Head over to practically any store around, be it online or not, and you’ll see prices that end in “9″ everywhere.
While we all have heard of the reasons why it’s used (to make the price look lower)
How does it really appeal us?
Are people really that affected by a $99 price point versus paying $100?
Needless to say, the tactic works perfectly, and this type of pricing where prices end with 9, 99 etc are called “Charm Prices”.
In his book , William Poundstone dissects 8 different studies on the use of charm prices, and found that, on average, they increased sales by 24%versus their nearby, ’rounded’ price points.
Experiment by MIT and the University of Chicago
In this experiment, a standard women’s clothing item was tested at the prices of $34, $39, and $44. To the researchers’ surprise, the item sold best at $39, even more than the cheaper $34 price.
So Is there anything that can outsell No. 9?
Researchers have found that selling prices that emphasize the original price, then the discounted price do seem to beat out number 9 when split tested.
In the image above, the price point on the left won.
So apparently, 9 can be defeated with a sale price…
I don’t think so..
The number 9 still comes out on top when it is used in cohesion with a Selling price, and the discounted price ending with 9.
In another split test, the sale prices was used ending in ’9′, and it ended up performing best of all:
And there it is.

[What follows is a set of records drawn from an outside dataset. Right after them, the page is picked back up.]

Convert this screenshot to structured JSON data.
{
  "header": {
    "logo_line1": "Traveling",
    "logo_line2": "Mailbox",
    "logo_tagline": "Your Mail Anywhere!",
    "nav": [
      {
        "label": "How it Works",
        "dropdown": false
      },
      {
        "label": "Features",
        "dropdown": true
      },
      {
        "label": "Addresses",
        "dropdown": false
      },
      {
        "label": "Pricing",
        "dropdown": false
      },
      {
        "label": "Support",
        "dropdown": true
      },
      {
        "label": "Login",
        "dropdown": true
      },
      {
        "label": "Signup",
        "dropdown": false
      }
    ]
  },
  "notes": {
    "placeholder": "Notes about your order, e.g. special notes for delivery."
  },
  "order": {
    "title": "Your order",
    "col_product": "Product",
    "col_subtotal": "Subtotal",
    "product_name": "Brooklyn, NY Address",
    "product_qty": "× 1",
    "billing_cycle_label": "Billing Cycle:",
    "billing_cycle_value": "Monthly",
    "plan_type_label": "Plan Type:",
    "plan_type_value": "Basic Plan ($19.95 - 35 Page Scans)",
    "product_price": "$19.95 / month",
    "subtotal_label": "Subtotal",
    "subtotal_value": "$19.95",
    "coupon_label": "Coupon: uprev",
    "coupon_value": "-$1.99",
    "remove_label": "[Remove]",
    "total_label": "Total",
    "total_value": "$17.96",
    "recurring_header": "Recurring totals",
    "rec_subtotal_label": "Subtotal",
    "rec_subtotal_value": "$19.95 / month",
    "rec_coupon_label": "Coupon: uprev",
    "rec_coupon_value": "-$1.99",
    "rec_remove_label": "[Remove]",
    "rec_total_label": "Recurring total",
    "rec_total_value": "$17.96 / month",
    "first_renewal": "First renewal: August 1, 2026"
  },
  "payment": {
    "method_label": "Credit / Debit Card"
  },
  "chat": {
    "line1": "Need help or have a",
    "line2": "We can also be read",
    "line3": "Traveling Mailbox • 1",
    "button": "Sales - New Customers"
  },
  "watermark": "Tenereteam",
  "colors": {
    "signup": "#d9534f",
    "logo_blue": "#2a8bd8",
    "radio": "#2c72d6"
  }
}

Given similar circumstances, given even a less expensive option, it seems that the power of 9 still takes hold.